EXERCISE INSTRUCTIONS
Search the data for the word "billet" and copy every line that contains it.
══════
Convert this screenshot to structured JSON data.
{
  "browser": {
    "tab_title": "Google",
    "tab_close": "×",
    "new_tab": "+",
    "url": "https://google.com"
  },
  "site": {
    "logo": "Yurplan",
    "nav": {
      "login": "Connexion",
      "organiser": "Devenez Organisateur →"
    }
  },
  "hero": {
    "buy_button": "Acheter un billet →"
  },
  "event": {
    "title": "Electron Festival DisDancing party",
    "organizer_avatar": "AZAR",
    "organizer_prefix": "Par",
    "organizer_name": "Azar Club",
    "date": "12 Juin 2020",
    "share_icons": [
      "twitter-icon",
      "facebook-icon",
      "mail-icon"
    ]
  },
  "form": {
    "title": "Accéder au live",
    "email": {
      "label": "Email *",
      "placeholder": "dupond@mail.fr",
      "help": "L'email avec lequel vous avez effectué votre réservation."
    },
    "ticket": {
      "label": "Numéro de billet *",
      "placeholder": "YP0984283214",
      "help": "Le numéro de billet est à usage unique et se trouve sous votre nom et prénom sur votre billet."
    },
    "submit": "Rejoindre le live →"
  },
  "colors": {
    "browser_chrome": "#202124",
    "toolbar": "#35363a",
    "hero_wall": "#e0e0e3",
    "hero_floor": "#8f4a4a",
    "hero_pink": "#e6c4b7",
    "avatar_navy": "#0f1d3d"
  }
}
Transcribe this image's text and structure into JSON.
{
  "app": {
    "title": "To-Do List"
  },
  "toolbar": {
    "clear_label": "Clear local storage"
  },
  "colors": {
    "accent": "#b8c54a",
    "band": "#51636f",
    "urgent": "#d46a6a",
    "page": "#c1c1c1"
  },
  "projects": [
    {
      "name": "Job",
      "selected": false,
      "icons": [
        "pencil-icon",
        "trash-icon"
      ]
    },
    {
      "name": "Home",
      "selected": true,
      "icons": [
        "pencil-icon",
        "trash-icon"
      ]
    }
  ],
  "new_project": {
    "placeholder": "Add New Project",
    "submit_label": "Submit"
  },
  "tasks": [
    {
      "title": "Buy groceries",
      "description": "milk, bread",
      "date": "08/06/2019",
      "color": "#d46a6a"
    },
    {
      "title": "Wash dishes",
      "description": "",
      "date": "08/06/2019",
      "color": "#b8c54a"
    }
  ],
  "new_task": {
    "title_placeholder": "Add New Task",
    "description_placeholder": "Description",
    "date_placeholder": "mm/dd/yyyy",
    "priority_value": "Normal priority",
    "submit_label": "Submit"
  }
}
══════
SOLUTION TO THE PROBLEM
    "buy_button": "Acheter un billet →"
      "label": "Numéro de billet *",
      "help": "Le numéro de billet est à usage unique et se trouve sous votre nom et prénom sur votre billet."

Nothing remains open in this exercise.